TASK DESCRIPTION:
Below is a listing. Copy each line of it that holds the word "datetime".

INFORMATION:

——

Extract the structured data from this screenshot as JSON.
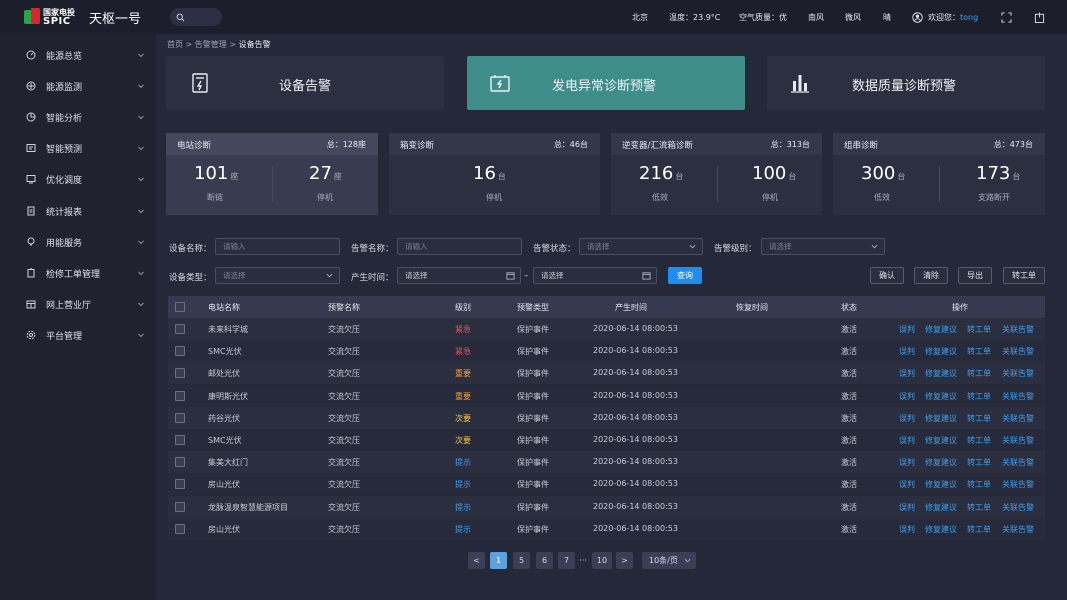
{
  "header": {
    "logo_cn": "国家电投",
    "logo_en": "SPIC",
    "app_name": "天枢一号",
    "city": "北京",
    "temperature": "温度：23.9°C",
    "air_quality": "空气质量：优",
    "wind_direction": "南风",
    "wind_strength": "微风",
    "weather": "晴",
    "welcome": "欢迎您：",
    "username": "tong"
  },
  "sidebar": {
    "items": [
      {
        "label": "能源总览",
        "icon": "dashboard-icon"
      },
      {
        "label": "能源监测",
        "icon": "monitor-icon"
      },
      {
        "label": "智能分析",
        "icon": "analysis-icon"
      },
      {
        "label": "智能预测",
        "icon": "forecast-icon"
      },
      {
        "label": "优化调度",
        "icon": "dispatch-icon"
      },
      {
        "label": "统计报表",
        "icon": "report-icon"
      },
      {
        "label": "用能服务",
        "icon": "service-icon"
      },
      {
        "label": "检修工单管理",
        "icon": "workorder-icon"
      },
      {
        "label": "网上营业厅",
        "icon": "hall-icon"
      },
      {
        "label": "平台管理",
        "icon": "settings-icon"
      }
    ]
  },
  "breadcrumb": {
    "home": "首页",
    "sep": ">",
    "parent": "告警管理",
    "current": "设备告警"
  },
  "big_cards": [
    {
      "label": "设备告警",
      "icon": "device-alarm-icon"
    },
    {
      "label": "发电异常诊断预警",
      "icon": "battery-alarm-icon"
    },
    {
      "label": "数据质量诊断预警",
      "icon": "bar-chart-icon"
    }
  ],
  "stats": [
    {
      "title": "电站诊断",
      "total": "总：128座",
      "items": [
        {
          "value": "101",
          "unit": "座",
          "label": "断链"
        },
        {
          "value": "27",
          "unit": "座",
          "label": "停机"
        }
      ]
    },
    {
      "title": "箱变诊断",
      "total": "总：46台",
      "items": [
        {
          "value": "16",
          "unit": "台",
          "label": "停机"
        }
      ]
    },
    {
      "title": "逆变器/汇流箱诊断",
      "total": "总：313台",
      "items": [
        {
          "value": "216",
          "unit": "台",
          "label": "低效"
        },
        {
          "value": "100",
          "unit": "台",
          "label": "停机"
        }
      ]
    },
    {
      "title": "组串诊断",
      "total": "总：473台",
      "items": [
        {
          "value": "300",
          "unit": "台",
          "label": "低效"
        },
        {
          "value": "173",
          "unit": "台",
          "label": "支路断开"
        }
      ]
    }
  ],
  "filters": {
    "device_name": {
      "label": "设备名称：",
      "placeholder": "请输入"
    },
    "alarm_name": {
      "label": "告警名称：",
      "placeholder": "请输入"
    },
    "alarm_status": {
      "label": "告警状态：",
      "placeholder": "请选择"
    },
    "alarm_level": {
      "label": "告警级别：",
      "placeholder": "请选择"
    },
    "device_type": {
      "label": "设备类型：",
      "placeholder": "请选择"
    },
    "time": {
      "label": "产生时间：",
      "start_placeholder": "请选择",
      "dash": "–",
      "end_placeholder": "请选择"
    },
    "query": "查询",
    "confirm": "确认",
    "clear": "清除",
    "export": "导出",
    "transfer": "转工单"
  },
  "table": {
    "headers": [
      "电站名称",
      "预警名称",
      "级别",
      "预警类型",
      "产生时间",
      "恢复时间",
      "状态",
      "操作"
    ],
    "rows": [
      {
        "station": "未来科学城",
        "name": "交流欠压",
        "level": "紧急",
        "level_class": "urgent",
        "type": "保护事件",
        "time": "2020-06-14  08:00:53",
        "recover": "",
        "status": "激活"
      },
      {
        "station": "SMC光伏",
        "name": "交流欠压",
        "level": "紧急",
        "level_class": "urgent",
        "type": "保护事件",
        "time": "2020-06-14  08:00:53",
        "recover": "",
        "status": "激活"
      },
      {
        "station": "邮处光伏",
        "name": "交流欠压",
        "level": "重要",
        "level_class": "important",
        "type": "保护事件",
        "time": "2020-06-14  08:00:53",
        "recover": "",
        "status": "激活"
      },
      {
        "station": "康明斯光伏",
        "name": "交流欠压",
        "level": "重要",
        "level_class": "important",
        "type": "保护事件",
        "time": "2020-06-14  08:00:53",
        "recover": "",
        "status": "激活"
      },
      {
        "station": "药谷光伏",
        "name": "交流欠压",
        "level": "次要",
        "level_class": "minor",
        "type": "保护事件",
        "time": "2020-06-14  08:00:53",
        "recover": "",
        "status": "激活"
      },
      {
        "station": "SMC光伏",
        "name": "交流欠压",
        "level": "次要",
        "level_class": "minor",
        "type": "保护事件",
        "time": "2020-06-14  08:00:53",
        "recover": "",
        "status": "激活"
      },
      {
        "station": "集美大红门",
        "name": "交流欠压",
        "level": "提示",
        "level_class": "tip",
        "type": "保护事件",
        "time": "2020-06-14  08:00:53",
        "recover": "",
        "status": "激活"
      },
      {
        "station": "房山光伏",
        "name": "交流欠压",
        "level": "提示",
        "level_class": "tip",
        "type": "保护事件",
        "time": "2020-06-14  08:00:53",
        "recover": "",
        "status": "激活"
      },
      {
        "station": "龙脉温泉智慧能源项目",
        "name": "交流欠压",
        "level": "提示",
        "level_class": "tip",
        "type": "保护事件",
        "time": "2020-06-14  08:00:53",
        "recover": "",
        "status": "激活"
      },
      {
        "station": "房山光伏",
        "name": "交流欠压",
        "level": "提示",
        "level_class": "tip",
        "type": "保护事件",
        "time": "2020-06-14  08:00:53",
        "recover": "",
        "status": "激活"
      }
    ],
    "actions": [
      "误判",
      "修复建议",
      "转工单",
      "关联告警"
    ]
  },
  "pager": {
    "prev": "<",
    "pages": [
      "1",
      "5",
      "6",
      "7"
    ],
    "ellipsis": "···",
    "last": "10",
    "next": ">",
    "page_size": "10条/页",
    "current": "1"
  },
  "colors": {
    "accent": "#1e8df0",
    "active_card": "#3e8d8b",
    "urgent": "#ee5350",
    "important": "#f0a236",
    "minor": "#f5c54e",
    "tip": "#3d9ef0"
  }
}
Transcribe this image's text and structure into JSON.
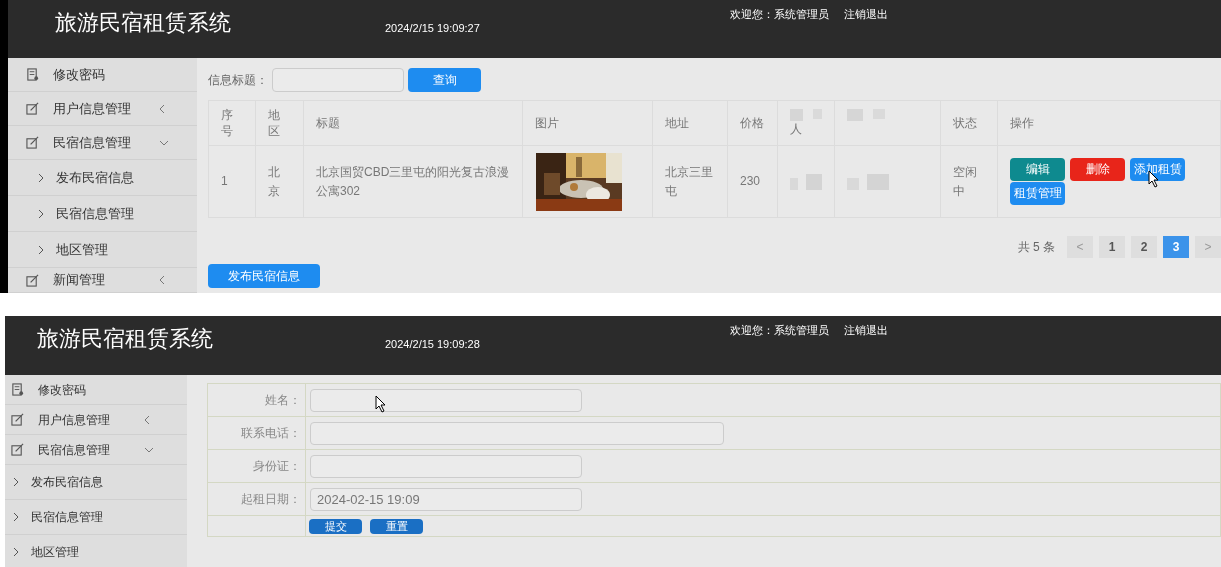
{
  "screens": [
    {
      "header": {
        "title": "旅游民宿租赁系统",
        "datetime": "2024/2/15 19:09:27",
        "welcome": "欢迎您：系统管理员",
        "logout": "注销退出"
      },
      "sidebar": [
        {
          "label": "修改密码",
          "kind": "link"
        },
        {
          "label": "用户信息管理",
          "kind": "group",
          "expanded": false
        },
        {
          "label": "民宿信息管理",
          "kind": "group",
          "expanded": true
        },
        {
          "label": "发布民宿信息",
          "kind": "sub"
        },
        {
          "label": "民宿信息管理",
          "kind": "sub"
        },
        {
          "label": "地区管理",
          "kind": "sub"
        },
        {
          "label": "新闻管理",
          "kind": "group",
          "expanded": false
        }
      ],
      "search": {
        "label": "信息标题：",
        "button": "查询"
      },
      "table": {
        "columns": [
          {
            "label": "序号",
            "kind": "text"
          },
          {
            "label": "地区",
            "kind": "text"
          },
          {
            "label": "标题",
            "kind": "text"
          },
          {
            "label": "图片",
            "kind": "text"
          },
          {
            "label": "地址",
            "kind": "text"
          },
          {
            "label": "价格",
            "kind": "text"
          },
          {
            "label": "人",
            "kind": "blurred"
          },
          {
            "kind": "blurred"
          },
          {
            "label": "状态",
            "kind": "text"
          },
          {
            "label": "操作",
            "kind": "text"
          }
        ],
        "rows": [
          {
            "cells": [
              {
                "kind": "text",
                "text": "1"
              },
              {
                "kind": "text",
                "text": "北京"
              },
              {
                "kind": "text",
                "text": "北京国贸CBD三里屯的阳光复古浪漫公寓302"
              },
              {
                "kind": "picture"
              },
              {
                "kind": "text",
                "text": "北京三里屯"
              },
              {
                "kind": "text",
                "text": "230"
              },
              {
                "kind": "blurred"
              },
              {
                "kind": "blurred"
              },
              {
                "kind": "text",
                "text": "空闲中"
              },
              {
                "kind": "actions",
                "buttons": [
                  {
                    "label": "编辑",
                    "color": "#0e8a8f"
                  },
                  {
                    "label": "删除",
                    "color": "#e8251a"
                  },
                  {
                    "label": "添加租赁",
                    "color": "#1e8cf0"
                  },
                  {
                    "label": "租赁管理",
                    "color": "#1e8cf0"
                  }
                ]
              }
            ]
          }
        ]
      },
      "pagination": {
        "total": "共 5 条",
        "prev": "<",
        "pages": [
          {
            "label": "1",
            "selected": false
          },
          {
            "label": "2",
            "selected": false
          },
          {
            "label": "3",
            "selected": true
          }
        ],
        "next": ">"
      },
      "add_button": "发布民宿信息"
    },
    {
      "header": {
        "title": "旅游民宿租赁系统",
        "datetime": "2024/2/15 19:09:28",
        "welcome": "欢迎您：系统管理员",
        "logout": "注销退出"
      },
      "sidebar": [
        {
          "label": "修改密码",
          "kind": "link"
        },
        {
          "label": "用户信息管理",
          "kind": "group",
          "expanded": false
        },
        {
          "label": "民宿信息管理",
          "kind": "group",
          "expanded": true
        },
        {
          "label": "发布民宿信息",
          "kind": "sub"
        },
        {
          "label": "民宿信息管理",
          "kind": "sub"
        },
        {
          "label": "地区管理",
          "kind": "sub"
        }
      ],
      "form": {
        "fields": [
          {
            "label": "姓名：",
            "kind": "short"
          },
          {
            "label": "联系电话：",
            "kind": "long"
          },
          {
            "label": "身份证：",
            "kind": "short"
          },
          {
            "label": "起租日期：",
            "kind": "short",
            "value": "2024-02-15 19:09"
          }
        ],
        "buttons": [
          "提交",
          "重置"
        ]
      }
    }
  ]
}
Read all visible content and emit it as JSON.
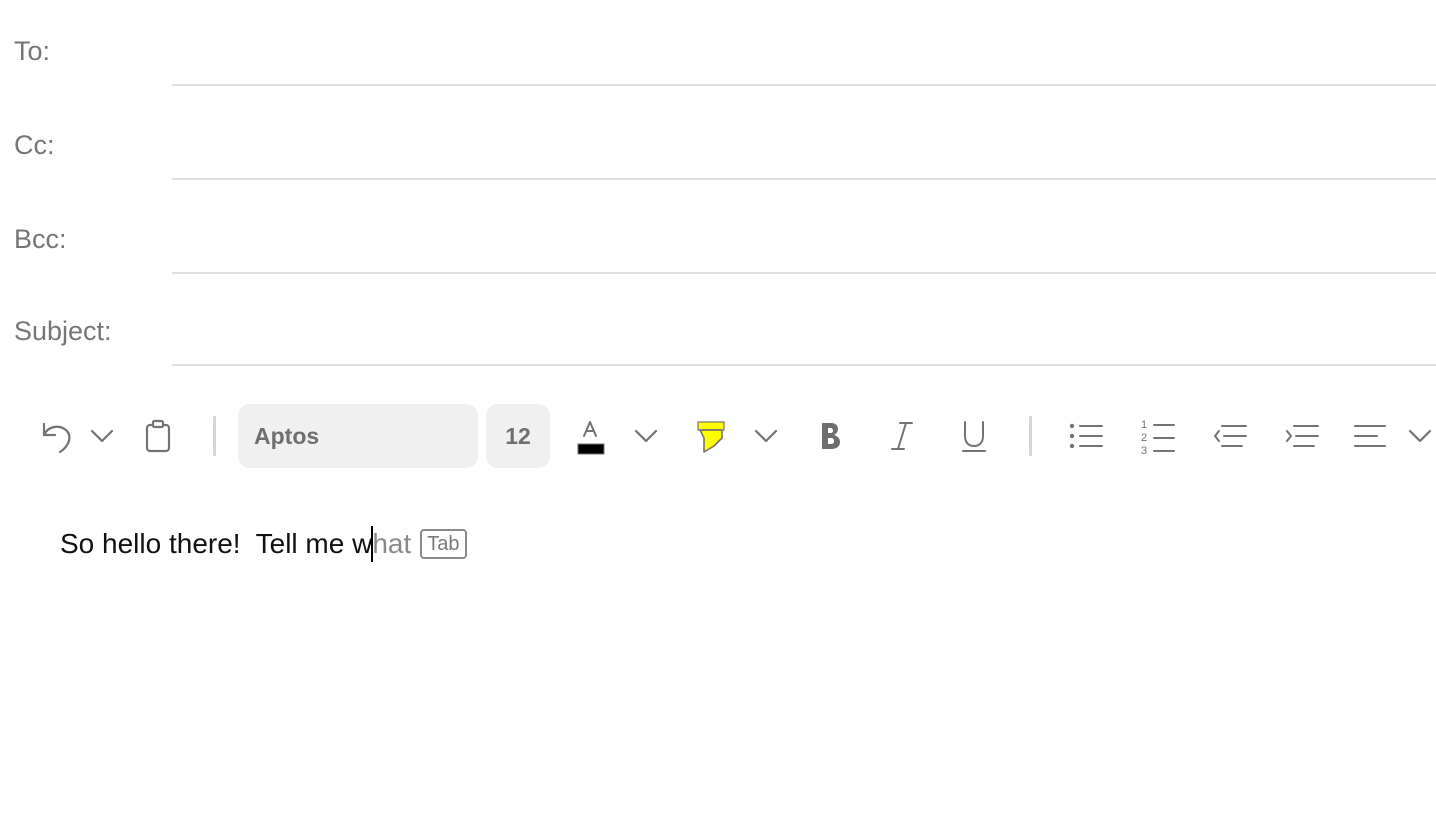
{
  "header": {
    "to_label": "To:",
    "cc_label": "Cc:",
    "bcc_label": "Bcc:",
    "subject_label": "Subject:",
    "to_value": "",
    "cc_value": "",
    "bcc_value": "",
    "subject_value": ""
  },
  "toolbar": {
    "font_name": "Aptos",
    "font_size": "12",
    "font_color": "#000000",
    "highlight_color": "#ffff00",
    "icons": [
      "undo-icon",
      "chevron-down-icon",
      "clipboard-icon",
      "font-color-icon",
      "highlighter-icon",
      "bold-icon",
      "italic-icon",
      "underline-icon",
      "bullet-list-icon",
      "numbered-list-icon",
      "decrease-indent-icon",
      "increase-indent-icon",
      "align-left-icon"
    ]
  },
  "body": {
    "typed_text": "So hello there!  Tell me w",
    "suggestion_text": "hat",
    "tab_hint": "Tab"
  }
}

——

ANSWER BOX:
        "datetime": "2024/2/15 19:09:27",
        "datetime": "2024/2/15 19:09:28",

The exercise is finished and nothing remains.